From YouTube: Tell Arlington's Story: Mattie Walker "We Were Cocooned"
In this latest episode of Tell Arlington's Story, Mattie Walker talks about segregation and child rearing in Arlington VA in the 1930s.
The if I'd like to give you a picture of what Arlington was like about. You are dead ified by your families and they were families. We were had migrated here. My father was work, one of the younger ones as far as residence. It was concerned because people were there who in arlington, who had been here back to the time of Friedman's village, and it was a very stable community and it was a very cohesive community. It was very cohesive and the people were very close-knit and at that time people took care of each other's children.
Later on um someone wrote a book, I think it was our Secretary of State. It takes a village. Well, that's exactly the way it was and we were I used. The word cocooned. We were cocooned because Arlington was a very segregated trace and segregation is ugly I, don't care where it takes place. It was a very rigid, but this had the same. The thing that saved us was that there was nothing here to segregate.

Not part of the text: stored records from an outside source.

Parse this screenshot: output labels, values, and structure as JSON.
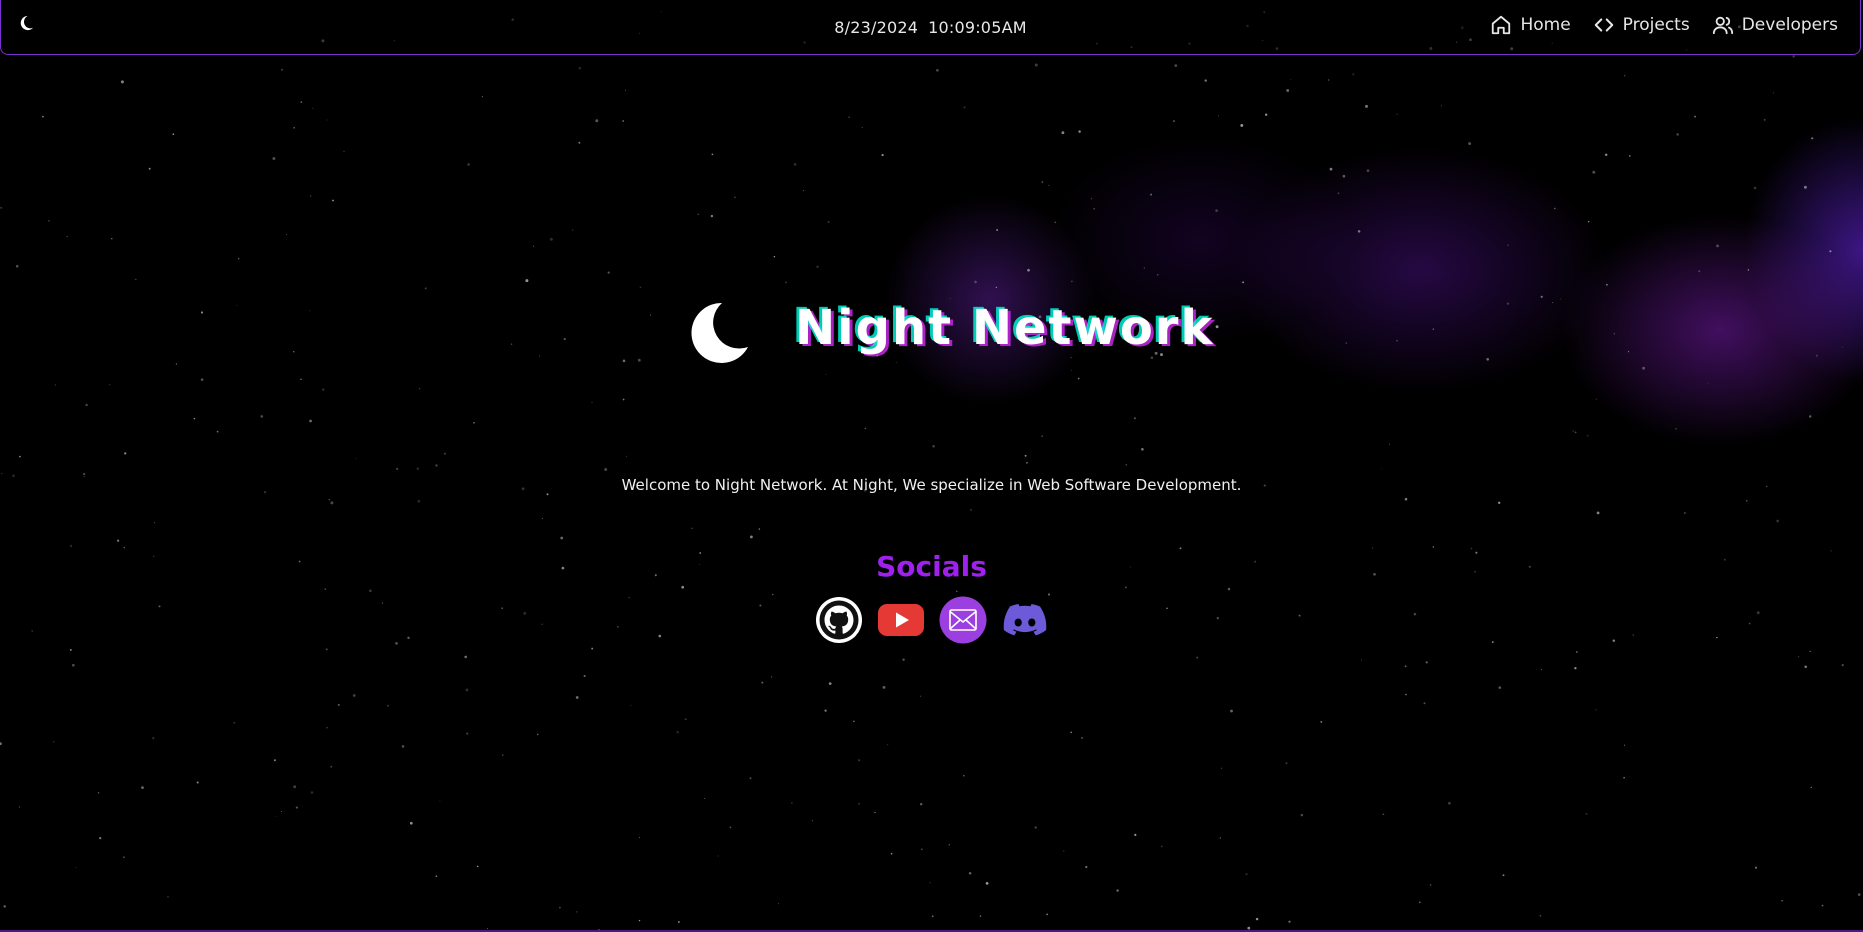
{
  "navbar": {
    "logo_icon": "moon-icon",
    "date": "8/23/2024",
    "time": "10:09:05AM",
    "links": [
      {
        "label": "Home",
        "icon": "home-icon"
      },
      {
        "label": "Projects",
        "icon": "code-icon"
      },
      {
        "label": "Developers",
        "icon": "users-icon"
      }
    ],
    "border_color": "#7a2fd0"
  },
  "hero": {
    "icon": "moon-icon",
    "title": "Night Network",
    "tagline": "Welcome to Night Network. At Night, We specialize in Web Software Development."
  },
  "socials": {
    "heading": "Socials",
    "heading_color": "#a020f0",
    "items": [
      {
        "name": "GitHub",
        "icon": "github-icon"
      },
      {
        "name": "YouTube",
        "icon": "youtube-icon",
        "color": "#e53935"
      },
      {
        "name": "Email",
        "icon": "mail-icon",
        "color": "#9b3fe0"
      },
      {
        "name": "Discord",
        "icon": "discord-icon",
        "color": "#6b5bd9"
      }
    ]
  },
  "theme": {
    "background": "#000000",
    "accent": "#7a2fd0"
  }
}
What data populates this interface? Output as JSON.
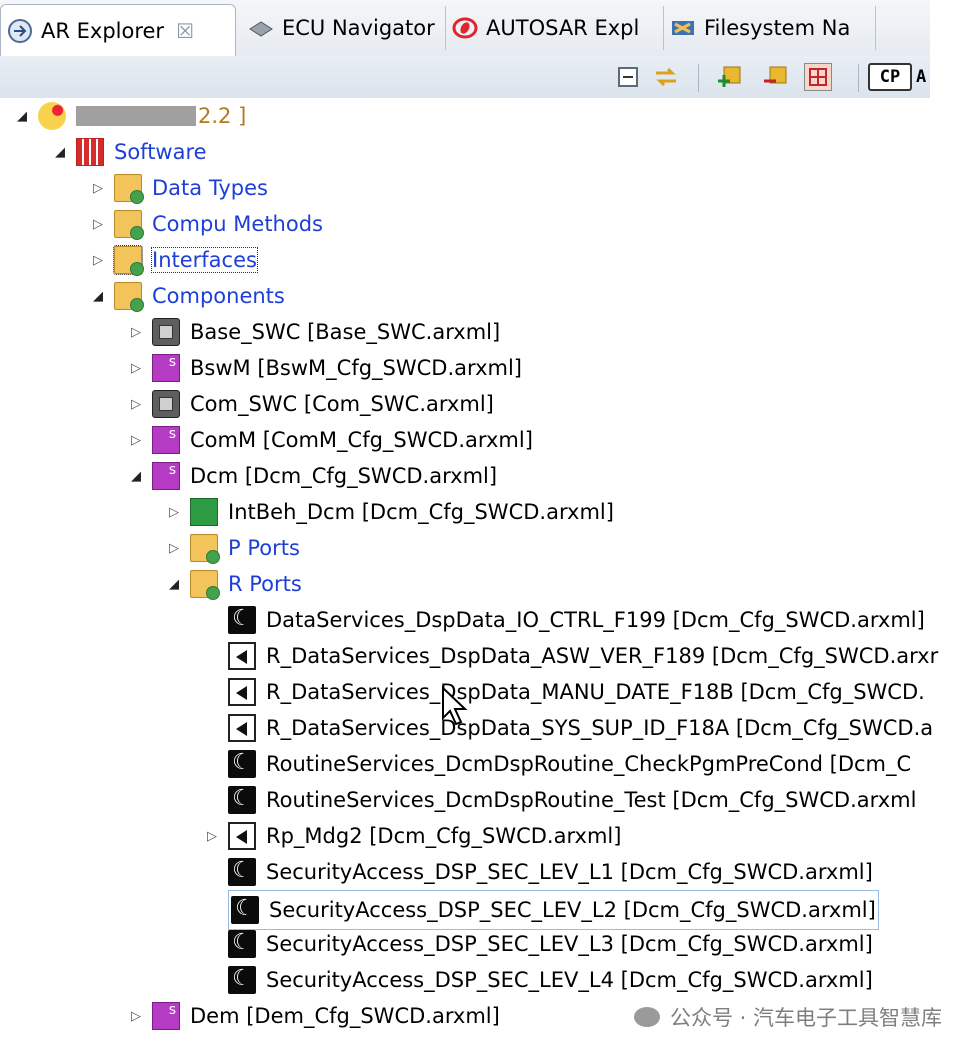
{
  "tabs": [
    {
      "label": "AR Explorer",
      "icon": "ar-explorer-icon",
      "active": true,
      "close": "☒"
    },
    {
      "label": "ECU Navigator",
      "icon": "ecu-navigator-icon"
    },
    {
      "label": "AUTOSAR Expl",
      "icon": "autosar-explorer-icon"
    },
    {
      "label": "Filesystem Na",
      "icon": "filesystem-navigator-icon"
    }
  ],
  "toolbar": {
    "buttons": [
      "collapse-all-icon",
      "link-with-editor-icon",
      "add-component-icon",
      "remove-component-icon",
      "grid-view-icon"
    ],
    "cp_label": "CP",
    "trailing_label": "A"
  },
  "tree": {
    "root": {
      "suffix": "2.2 ]"
    },
    "software": "Software",
    "data_types": "Data Types",
    "compu_methods": "Compu Methods",
    "interfaces": "Interfaces",
    "components": "Components",
    "base_swc": "Base_SWC [Base_SWC.arxml]",
    "bswm": "BswM [BswM_Cfg_SWCD.arxml]",
    "com_swc": "Com_SWC [Com_SWC.arxml]",
    "comm": "ComM [ComM_Cfg_SWCD.arxml]",
    "dcm": "Dcm [Dcm_Cfg_SWCD.arxml]",
    "intbeh_dcm": "IntBeh_Dcm [Dcm_Cfg_SWCD.arxml]",
    "p_ports": "P Ports",
    "r_ports": "R Ports",
    "port_1": "DataServices_DspData_IO_CTRL_F199 [Dcm_Cfg_SWCD.arxml]",
    "port_2": "R_DataServices_DspData_ASW_VER_F189 [Dcm_Cfg_SWCD.arxr",
    "port_3": "R_DataServices_DspData_MANU_DATE_F18B [Dcm_Cfg_SWCD.",
    "port_4": "R_DataServices_DspData_SYS_SUP_ID_F18A [Dcm_Cfg_SWCD.a",
    "port_5": "RoutineServices_DcmDspRoutine_CheckPgmPreCond [Dcm_C",
    "port_6": "RoutineServices_DcmDspRoutine_Test [Dcm_Cfg_SWCD.arxml",
    "port_7": "Rp_Mdg2 [Dcm_Cfg_SWCD.arxml]",
    "port_8": "SecurityAccess_DSP_SEC_LEV_L1 [Dcm_Cfg_SWCD.arxml]",
    "port_9": "SecurityAccess_DSP_SEC_LEV_L2 [Dcm_Cfg_SWCD.arxml]",
    "port_10": "SecurityAccess_DSP_SEC_LEV_L3 [Dcm_Cfg_SWCD.arxml]",
    "port_11": "SecurityAccess_DSP_SEC_LEV_L4 [Dcm_Cfg_SWCD.arxml]",
    "dem": "Dem [Dem_Cfg_SWCD.arxml]"
  },
  "watermark": "公众号 · 汽车电子工具智慧库",
  "colors": {
    "package_text": "#1d3fd8",
    "selection_border": "#9bbbe4"
  }
}
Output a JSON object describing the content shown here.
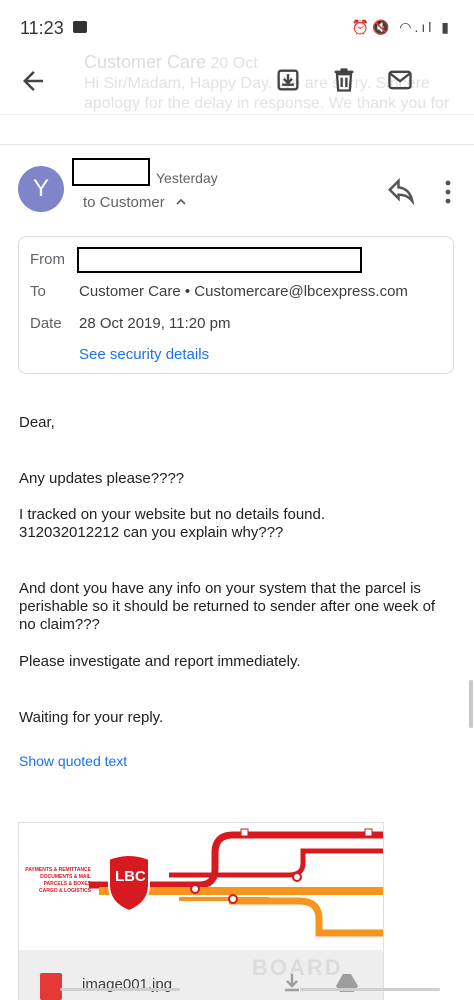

Arlington was a backwater yeah. There was nothing here. There were no restaurants, they wouldn't lose and we lived right next door to Washington. We didn't even call it Washington, we said in town and we would ride our bicycles down and go to the museums and so forth and just do all kinds of things and then to if they're, a part of it was the style of child-rearing. Our parents took great care to keep us insulated from things they didn't talk about things with children were around and they steered you. I can remember.